These machines also make custard terrifically fast. At Gilles, that means the finished product is ready less than twelve minutes from the time the mix is poured into the machine -- although the exact time varies by flavor. Recipes that contain more sugar take a little longer to finish (which makes sense when you think about how much harder it would be to freeze an ingredient like sugar versus, say, cream). The iron lung’s quick-freeze method is also key to keeping the product’s ice crystals small, which is what gives custard its iconically silky, super smooth texture.
Next, the custard is sent down a chute into a dipping freezer, where it’s ready to be dished up. Because it’s served as soon as it’s made, the temperature of the custard is higher than that of scooped ice cream, which has to be kept in a freezer before serving. This makes for a softer product, similar to soft-serve ice cream -- although thanks to the low overrun and small ice crystal formation, you end up with a completely different, infinitely more luxurious texture.
We Ain't Afraid of No Yolks
Fat, as you’ve surely heard time and again, equals flavor. This axiom is largely true: delicious heavy cream, for instance, contains at least 30% butterfat, whereas skim milk contains less than .5% -- which is why it’s so bland and watery. So you’d be forgiven for thinking that more butterfat is always the answer to better flavor. That axiom isn’t always true in frozen applications, however. “With higher butterfat, custard loses its velvety texture and starts getting greasy,” Linscott says.
And so, frozen custard mix is required to have at least 10% butterfat, generating a mouthfeel that’s rich -- but greaseless. Custard also must contain 1.4% egg yolks: fewer eggs, and it’s considered ice cream; less butterfat, and you’ve got “ice milk,” which sounds like it would be Ned Flanders’ favorite non-popsicle frozen dessert. The FDA regulates these ratios, determining what can be called “frozen custard,” just like it regulates everything else.
Custard stands use mixes from different suppliers, many of which offer varying degrees of butterfat or egg yolk content -- meaning there’s lots of choices for burgeoning frozen custard stands to choose from. Chances are, your favorite stand has been using the same formula for decades, which is why you can tell the difference between Leon’s and Kopp’s -- even without that telltale triangular wafer cookie.
Milwaukee Weather is Perfect for Custard
Weirdly enough, the Midwest has ideal weather for selling custard. You’d think that people would buy more custard during massive heat waves, but it turns out that ultra-high heat just makes people cranky and lazy. “Usually when it gets that hot, people aren’t moving. There’s a sweet spot between about 60 and 80 degrees when you do your best sales,” says Linscott. “Those 95-degree days, sales go in the tank.”

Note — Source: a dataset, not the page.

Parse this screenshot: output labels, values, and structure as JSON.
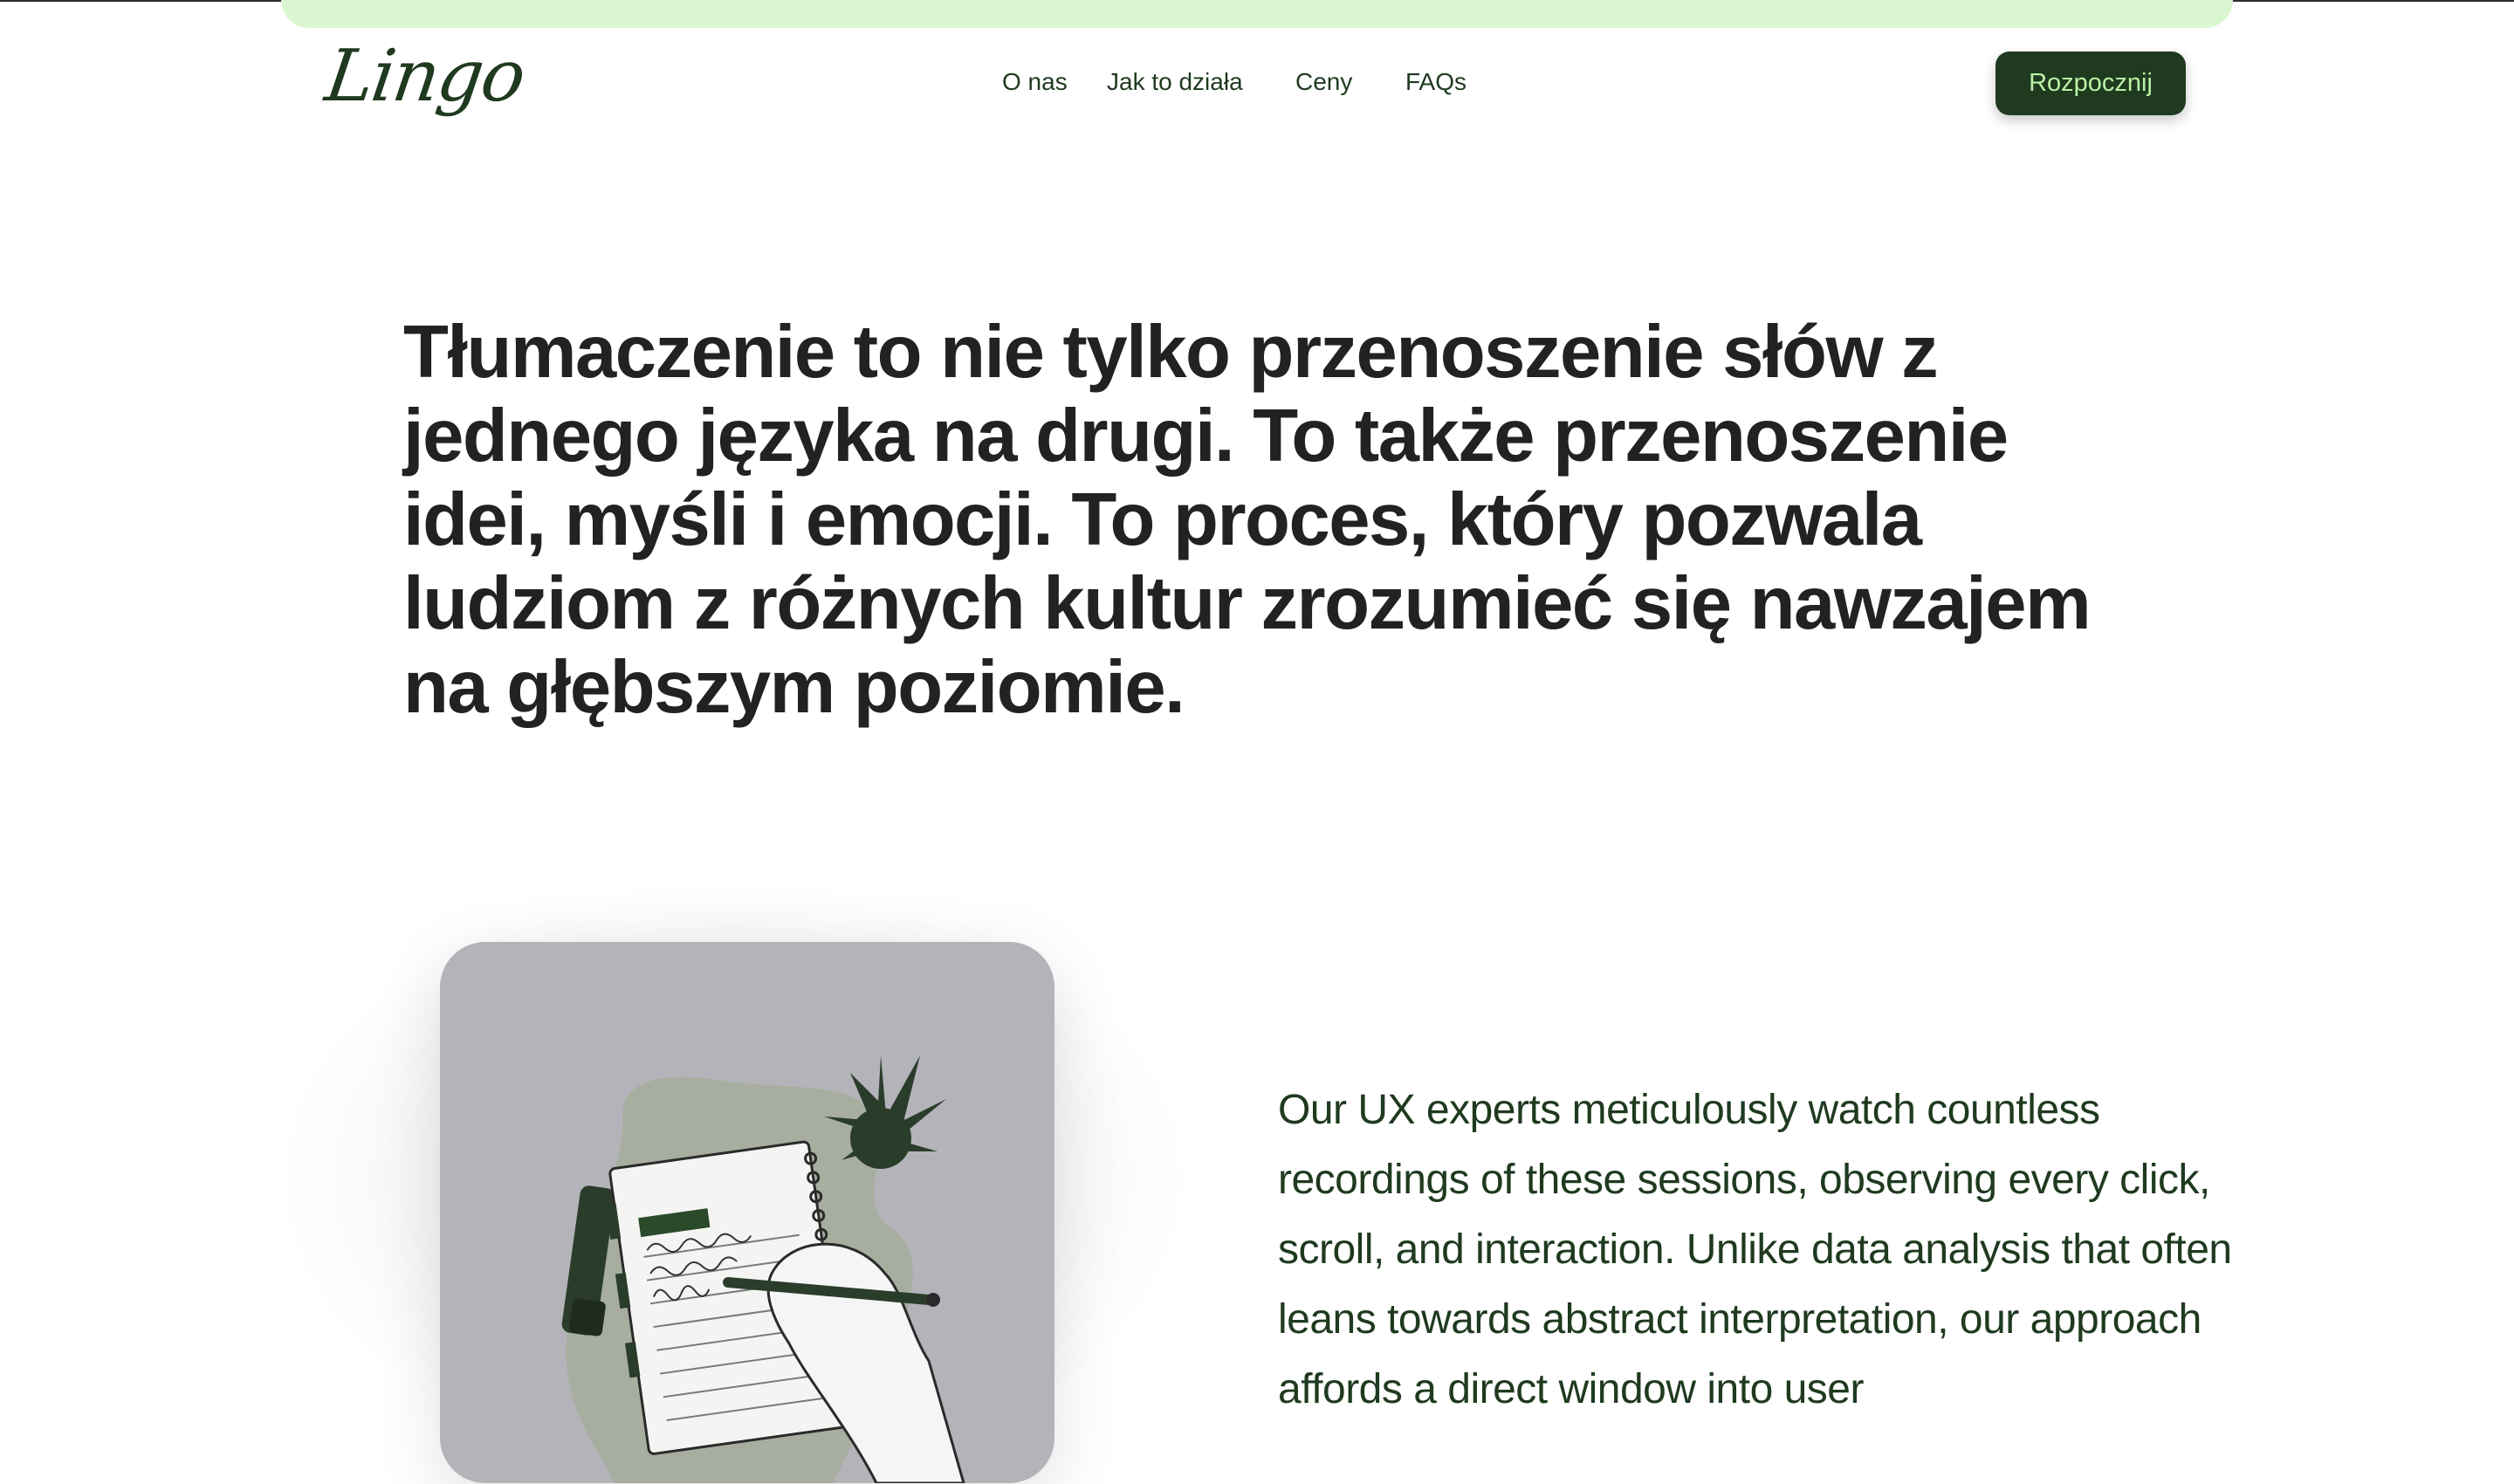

Weather affects not only how much custard is sold, but what flavors, as well -- which should come as no surprise to anyone whose favorite flavor is brandy Alexander or pumpkin pie. Linscott has learned that by selling different flavors at different times of the year, he'll automatically sell more. Some surprising exceptions to that rule: butter pecan and turtle, which are popular year-round.
Although custard flavors now come in tiramisu and Snickers chunky cheesecake, the most popular flavor is still... vanilla: while Milwaukeeans love standing out with their custard affection, they don’t appear to want to buck the status quo. I’d like to think that the subtlety of this flavor just allows our dairy to shine. No one can resist the power of Wisconsin dairy.